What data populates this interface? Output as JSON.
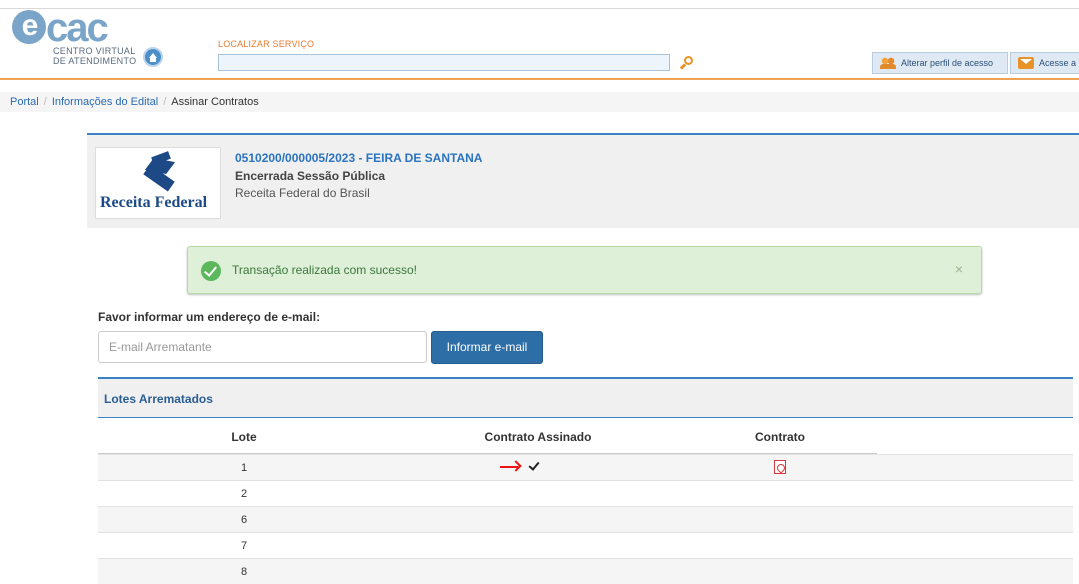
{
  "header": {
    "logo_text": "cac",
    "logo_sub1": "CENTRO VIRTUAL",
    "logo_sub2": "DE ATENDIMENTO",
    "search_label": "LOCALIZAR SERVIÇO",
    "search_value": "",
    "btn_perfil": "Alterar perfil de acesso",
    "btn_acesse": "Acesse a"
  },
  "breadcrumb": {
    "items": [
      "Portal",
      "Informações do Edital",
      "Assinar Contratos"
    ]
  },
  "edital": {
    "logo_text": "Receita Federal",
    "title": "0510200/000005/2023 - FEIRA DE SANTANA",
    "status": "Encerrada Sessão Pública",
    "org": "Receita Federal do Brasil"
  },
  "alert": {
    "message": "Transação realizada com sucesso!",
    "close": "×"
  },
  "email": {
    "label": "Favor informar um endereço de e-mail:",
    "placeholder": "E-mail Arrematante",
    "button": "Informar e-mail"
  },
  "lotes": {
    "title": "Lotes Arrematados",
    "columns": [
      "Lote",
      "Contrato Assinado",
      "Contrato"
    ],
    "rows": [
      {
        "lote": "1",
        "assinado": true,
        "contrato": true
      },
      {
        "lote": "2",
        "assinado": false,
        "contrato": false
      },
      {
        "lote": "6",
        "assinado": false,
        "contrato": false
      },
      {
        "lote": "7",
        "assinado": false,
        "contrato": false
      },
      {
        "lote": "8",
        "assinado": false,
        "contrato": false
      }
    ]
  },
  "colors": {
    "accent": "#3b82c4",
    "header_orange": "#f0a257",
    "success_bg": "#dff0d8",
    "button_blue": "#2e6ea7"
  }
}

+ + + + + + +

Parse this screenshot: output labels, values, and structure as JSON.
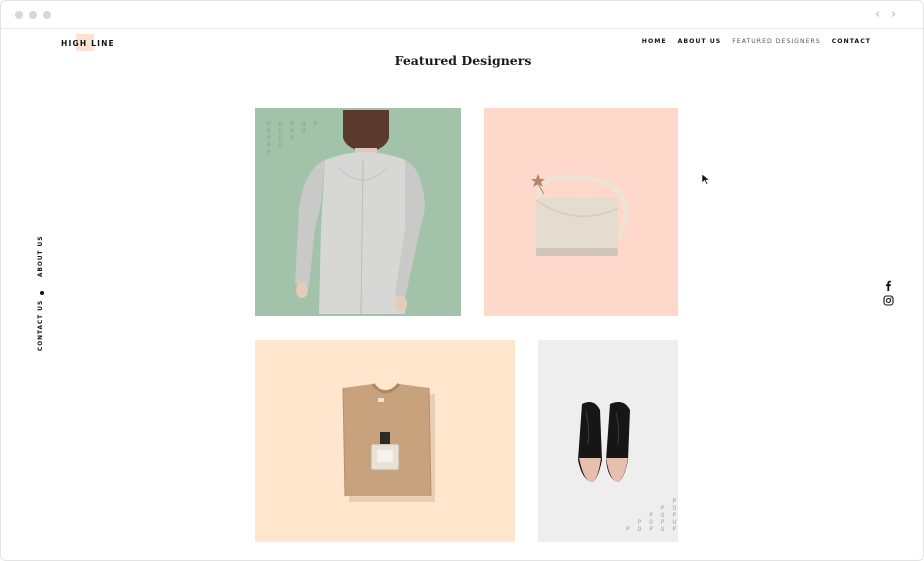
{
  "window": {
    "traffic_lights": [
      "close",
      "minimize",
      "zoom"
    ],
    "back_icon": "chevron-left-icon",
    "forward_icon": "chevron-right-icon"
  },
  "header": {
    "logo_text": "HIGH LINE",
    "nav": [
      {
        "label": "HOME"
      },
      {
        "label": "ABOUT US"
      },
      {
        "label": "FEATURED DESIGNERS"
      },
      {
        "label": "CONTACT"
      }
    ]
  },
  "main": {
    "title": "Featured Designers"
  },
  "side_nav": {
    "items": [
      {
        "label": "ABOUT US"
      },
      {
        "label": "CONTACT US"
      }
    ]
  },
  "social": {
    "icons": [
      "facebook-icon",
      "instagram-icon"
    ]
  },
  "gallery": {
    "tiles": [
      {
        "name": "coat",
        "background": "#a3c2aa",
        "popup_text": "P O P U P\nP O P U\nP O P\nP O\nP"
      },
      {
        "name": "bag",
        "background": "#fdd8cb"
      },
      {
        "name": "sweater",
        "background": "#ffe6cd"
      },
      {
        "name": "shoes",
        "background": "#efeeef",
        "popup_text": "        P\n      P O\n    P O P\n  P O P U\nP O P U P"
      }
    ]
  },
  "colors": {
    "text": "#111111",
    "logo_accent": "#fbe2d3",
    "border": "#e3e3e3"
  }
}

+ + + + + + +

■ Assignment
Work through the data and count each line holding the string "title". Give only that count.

■ Task output
3